Exercise brief
The entries must be set down again word for word; no pictures belong in the copy.

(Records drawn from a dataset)
........

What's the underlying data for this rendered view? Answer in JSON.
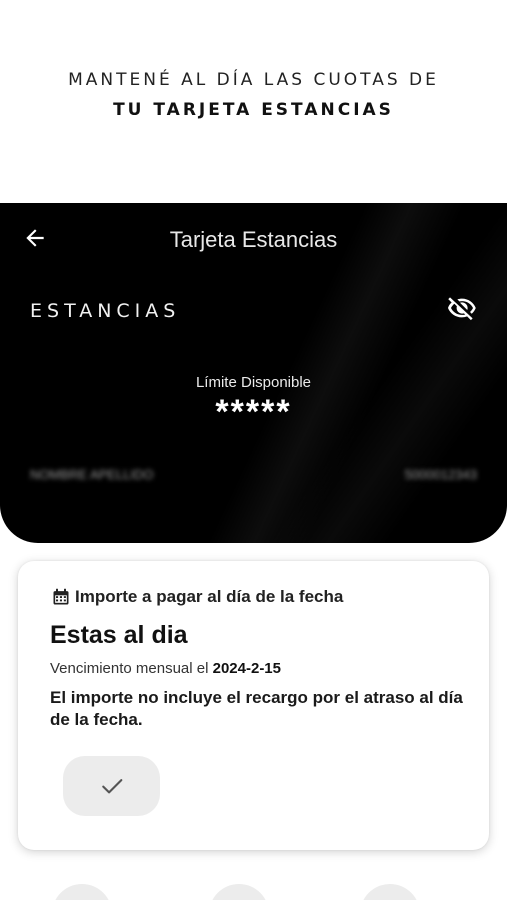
{
  "promo": {
    "line1": "MANTENÉ AL DÍA LAS CUOTAS DE",
    "line2": "TU TARJETA ESTANCIAS"
  },
  "header": {
    "title": "Tarjeta Estancias",
    "back_icon": "arrow-left-icon",
    "brand": "ESTANCIAS",
    "visibility_icon": "eye-off-icon",
    "limit_label": "Límite Disponible",
    "limit_value": "*****",
    "holder_name_blurred": "NOMBRE APELLIDO",
    "card_number_blurred": "5000012343"
  },
  "payment": {
    "icon": "calendar-icon",
    "heading": "Importe a pagar al día de la fecha",
    "status": "Estas al dia",
    "due_label": "Vencimiento mensual el",
    "due_date": "2024-2-15",
    "note": "El importe no incluye el recargo por el atraso al día de la fecha.",
    "confirm_icon": "check-icon"
  },
  "colors": {
    "header_bg": "#000000",
    "button_bg": "#ececec"
  }
}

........

Solution below
What's the underlying data for this rendered view? Answer in JSON.
{
  "promo": {
    "line1": "MANTENÉ AL DÍA LAS CUOTAS DE",
    "line2": "TU TARJETA ESTANCIAS"
  },
  "header": {
    "title": "Tarjeta Estancias",
    "back_icon": "arrow-left-icon",
    "brand": "ESTANCIAS",
    "visibility_icon": "eye-off-icon",
    "limit_label": "Límite Disponible",
    "limit_value": "*****",
    "holder_name_blurred": "NOMBRE APELLIDO",
    "card_number_blurred": "5000012343"
  },
  "payment": {
    "icon": "calendar-icon",
    "heading": "Importe a pagar al día de la fecha",
    "status": "Estas al dia",
    "due_label": "Vencimiento mensual el",
    "due_date": "2024-2-15",
    "note": "El importe no incluye el recargo por el atraso al día de la fecha.",
    "confirm_icon": "check-icon"
  },
  "colors": {
    "header_bg": "#000000",
    "button_bg": "#ececec"
  }
}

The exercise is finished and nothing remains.